When the word "number" appears in a line of the data below, list that line.
_ _ _ _ _ _ _
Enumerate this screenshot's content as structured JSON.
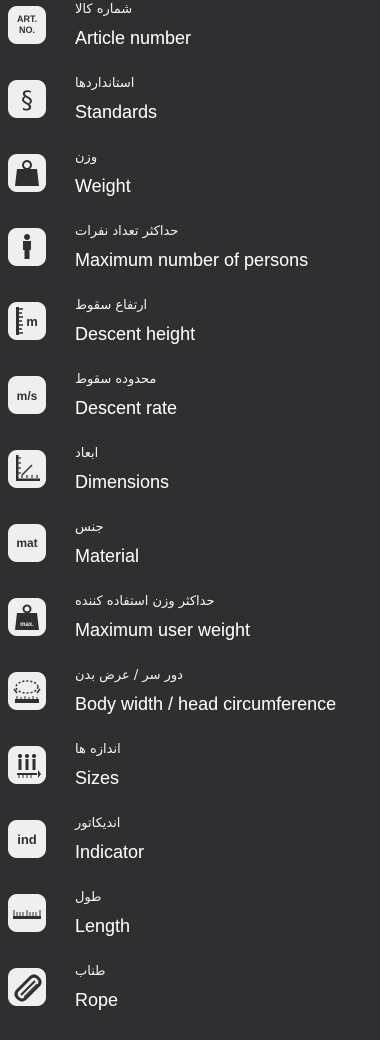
{
  "items": [
    {
      "icon": "article-number-icon",
      "icon_text": [
        "ART.",
        "NO."
      ],
      "label_fa": "شماره کالا",
      "label_en": "Article number"
    },
    {
      "icon": "standards-icon",
      "icon_text": "§",
      "label_fa": "استانداردها",
      "label_en": "Standards"
    },
    {
      "icon": "weight-icon",
      "label_fa": "وزن",
      "label_en": "Weight"
    },
    {
      "icon": "person-icon",
      "label_fa": "حداکثر تعداد نفرات",
      "label_en": "Maximum number of persons"
    },
    {
      "icon": "descent-height-icon",
      "icon_text": "m",
      "label_fa": "ارتفاع سقوط",
      "label_en": "Descent height"
    },
    {
      "icon": "descent-rate-icon",
      "icon_text": "m/s",
      "label_fa": "محدوده سقوط",
      "label_en": "Descent rate"
    },
    {
      "icon": "dimensions-icon",
      "label_fa": "ابعاد",
      "label_en": "Dimensions"
    },
    {
      "icon": "material-icon",
      "icon_text": "mat",
      "label_fa": "جنس",
      "label_en": "Material"
    },
    {
      "icon": "max-user-weight-icon",
      "icon_text": "max.",
      "label_fa": "حداکثر وزن استفاده کننده",
      "label_en": "Maximum user weight"
    },
    {
      "icon": "body-width-icon",
      "label_fa": "دور سر / عرض بدن",
      "label_en": "Body width / head circumference"
    },
    {
      "icon": "sizes-icon",
      "label_fa": "اندازه ها",
      "label_en": "Sizes"
    },
    {
      "icon": "indicator-icon",
      "icon_text": "ind",
      "label_fa": "اندیکاتور",
      "label_en": "Indicator"
    },
    {
      "icon": "length-icon",
      "label_fa": "طول",
      "label_en": "Length"
    },
    {
      "icon": "rope-icon",
      "label_fa": "طناب",
      "label_en": "Rope"
    }
  ]
}
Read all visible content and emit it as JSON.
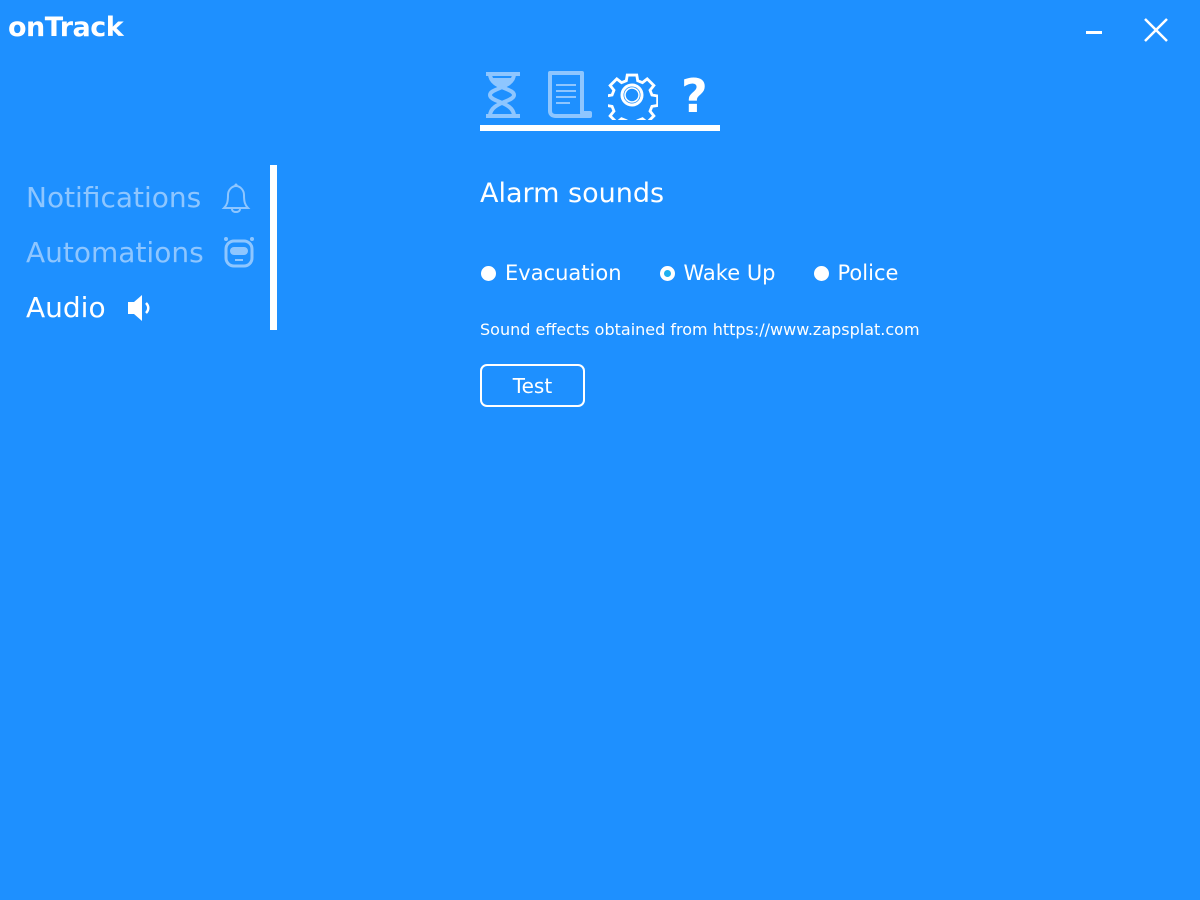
{
  "app": {
    "title": "onTrack"
  },
  "topnav": [
    "timer",
    "log",
    "settings",
    "help"
  ],
  "sidebar": {
    "items": [
      {
        "label": "Notifications"
      },
      {
        "label": "Automations"
      },
      {
        "label": "Audio"
      }
    ]
  },
  "main": {
    "heading": "Alarm sounds",
    "options": [
      {
        "label": "Evacuation",
        "selected": false
      },
      {
        "label": "Wake Up",
        "selected": true
      },
      {
        "label": "Police",
        "selected": false
      }
    ],
    "credit": "Sound effects obtained from https://www.zapsplat.com",
    "test_label": "Test"
  },
  "colors": {
    "background": "#1e90ff",
    "inactive": "#8ec6ff",
    "text": "#ffffff"
  }
}
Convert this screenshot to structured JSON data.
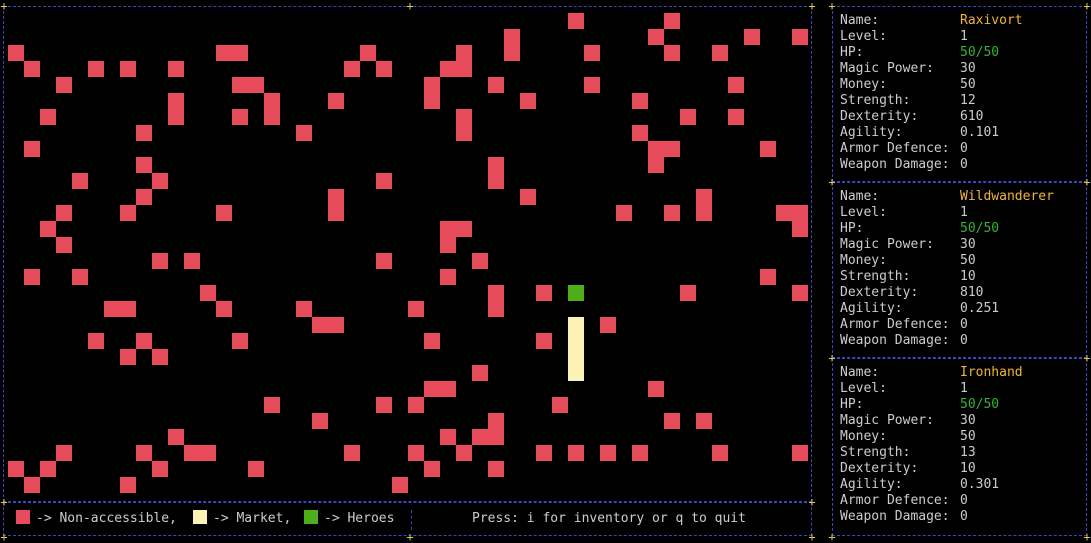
{
  "map": {
    "colors": {
      "non_accessible": "#e84b5b",
      "market": "#fbf3b4",
      "hero": "#4caf1a"
    },
    "non_accessible": [
      [
        35,
        0
      ],
      [
        41,
        0
      ],
      [
        31,
        1
      ],
      [
        40,
        1
      ],
      [
        46,
        1
      ],
      [
        49,
        1
      ],
      [
        0,
        2
      ],
      [
        13,
        2
      ],
      [
        14,
        2
      ],
      [
        22,
        2
      ],
      [
        28,
        2
      ],
      [
        31,
        2
      ],
      [
        36,
        2
      ],
      [
        41,
        2
      ],
      [
        44,
        2
      ],
      [
        1,
        3
      ],
      [
        5,
        3
      ],
      [
        7,
        3
      ],
      [
        10,
        3
      ],
      [
        21,
        3
      ],
      [
        23,
        3
      ],
      [
        27,
        3
      ],
      [
        28,
        3
      ],
      [
        3,
        4
      ],
      [
        14,
        4
      ],
      [
        15,
        4
      ],
      [
        26,
        4
      ],
      [
        30,
        4
      ],
      [
        36,
        4
      ],
      [
        45,
        4
      ],
      [
        10,
        5
      ],
      [
        16,
        5
      ],
      [
        20,
        5
      ],
      [
        26,
        5
      ],
      [
        32,
        5
      ],
      [
        39,
        5
      ],
      [
        2,
        6
      ],
      [
        10,
        6
      ],
      [
        14,
        6
      ],
      [
        16,
        6
      ],
      [
        28,
        6
      ],
      [
        42,
        6
      ],
      [
        45,
        6
      ],
      [
        8,
        7
      ],
      [
        18,
        7
      ],
      [
        28,
        7
      ],
      [
        39,
        7
      ],
      [
        1,
        8
      ],
      [
        40,
        8
      ],
      [
        41,
        8
      ],
      [
        47,
        8
      ],
      [
        8,
        9
      ],
      [
        30,
        9
      ],
      [
        40,
        9
      ],
      [
        4,
        10
      ],
      [
        9,
        10
      ],
      [
        23,
        10
      ],
      [
        30,
        10
      ],
      [
        8,
        11
      ],
      [
        20,
        11
      ],
      [
        32,
        11
      ],
      [
        43,
        11
      ],
      [
        3,
        12
      ],
      [
        7,
        12
      ],
      [
        13,
        12
      ],
      [
        20,
        12
      ],
      [
        38,
        12
      ],
      [
        41,
        12
      ],
      [
        43,
        12
      ],
      [
        48,
        12
      ],
      [
        49,
        12
      ],
      [
        2,
        13
      ],
      [
        27,
        13
      ],
      [
        28,
        13
      ],
      [
        49,
        13
      ],
      [
        3,
        14
      ],
      [
        27,
        14
      ],
      [
        9,
        15
      ],
      [
        11,
        15
      ],
      [
        23,
        15
      ],
      [
        29,
        15
      ],
      [
        1,
        16
      ],
      [
        4,
        16
      ],
      [
        27,
        16
      ],
      [
        47,
        16
      ],
      [
        12,
        17
      ],
      [
        30,
        17
      ],
      [
        33,
        17
      ],
      [
        42,
        17
      ],
      [
        49,
        17
      ],
      [
        6,
        18
      ],
      [
        7,
        18
      ],
      [
        13,
        18
      ],
      [
        18,
        18
      ],
      [
        25,
        18
      ],
      [
        30,
        18
      ],
      [
        19,
        19
      ],
      [
        20,
        19
      ],
      [
        37,
        19
      ],
      [
        5,
        20
      ],
      [
        8,
        20
      ],
      [
        14,
        20
      ],
      [
        26,
        20
      ],
      [
        33,
        20
      ],
      [
        7,
        21
      ],
      [
        9,
        21
      ],
      [
        29,
        22
      ],
      [
        26,
        23
      ],
      [
        27,
        23
      ],
      [
        40,
        23
      ],
      [
        16,
        24
      ],
      [
        23,
        24
      ],
      [
        25,
        24
      ],
      [
        34,
        24
      ],
      [
        19,
        25
      ],
      [
        30,
        25
      ],
      [
        41,
        25
      ],
      [
        43,
        25
      ],
      [
        10,
        26
      ],
      [
        27,
        26
      ],
      [
        29,
        26
      ],
      [
        30,
        26
      ],
      [
        3,
        27
      ],
      [
        8,
        27
      ],
      [
        11,
        27
      ],
      [
        12,
        27
      ],
      [
        21,
        27
      ],
      [
        25,
        27
      ],
      [
        28,
        27
      ],
      [
        33,
        27
      ],
      [
        35,
        27
      ],
      [
        37,
        27
      ],
      [
        39,
        27
      ],
      [
        44,
        27
      ],
      [
        49,
        27
      ],
      [
        0,
        28
      ],
      [
        2,
        28
      ],
      [
        9,
        28
      ],
      [
        15,
        28
      ],
      [
        26,
        28
      ],
      [
        30,
        28
      ],
      [
        1,
        29
      ],
      [
        7,
        29
      ],
      [
        24,
        29
      ]
    ],
    "market": [
      [
        35,
        19
      ],
      [
        35,
        20
      ],
      [
        35,
        21
      ],
      [
        35,
        22
      ]
    ],
    "heroes": [
      [
        35,
        17
      ]
    ]
  },
  "legend": {
    "non_accessible_label": "-> Non-accessible,",
    "market_label": "-> Market,",
    "heroes_label": "-> Heroes"
  },
  "hint": "Press: i for inventory or q to quit",
  "labels": {
    "name": "Name:",
    "level": "Level:",
    "hp": "HP:",
    "magic_power": "Magic Power:",
    "money": "Money:",
    "strength": "Strength:",
    "dexterity": "Dexterity:",
    "agility": "Agility:",
    "armor_defence": "Armor Defence:",
    "weapon_damage": "Weapon Damage:"
  },
  "heroes": [
    {
      "name": "Raxivort",
      "level": "1",
      "hp": "50/50",
      "magic_power": "30",
      "money": "50",
      "strength": "12",
      "dexterity": "610",
      "agility": "0.101",
      "armor_defence": "0",
      "weapon_damage": "0"
    },
    {
      "name": "Wildwanderer",
      "level": "1",
      "hp": "50/50",
      "magic_power": "30",
      "money": "50",
      "strength": "10",
      "dexterity": "810",
      "agility": "0.251",
      "armor_defence": "0",
      "weapon_damage": "0"
    },
    {
      "name": "Ironhand",
      "level": "1",
      "hp": "50/50",
      "magic_power": "30",
      "money": "50",
      "strength": "13",
      "dexterity": "10",
      "agility": "0.301",
      "armor_defence": "0",
      "weapon_damage": "0"
    }
  ]
}
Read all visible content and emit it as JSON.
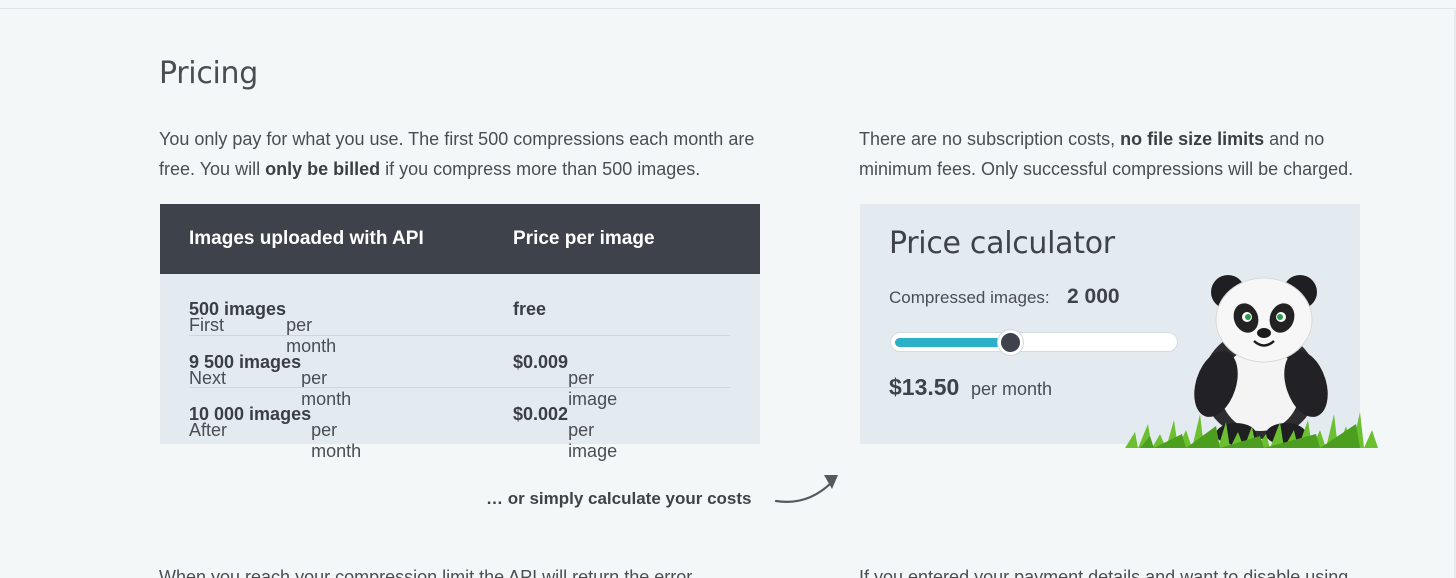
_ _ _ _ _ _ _
→ **Exercise result**:
      "icon": "article-number-icon",
      "label_en": "Article number"
      "label_en": "Maximum number of persons"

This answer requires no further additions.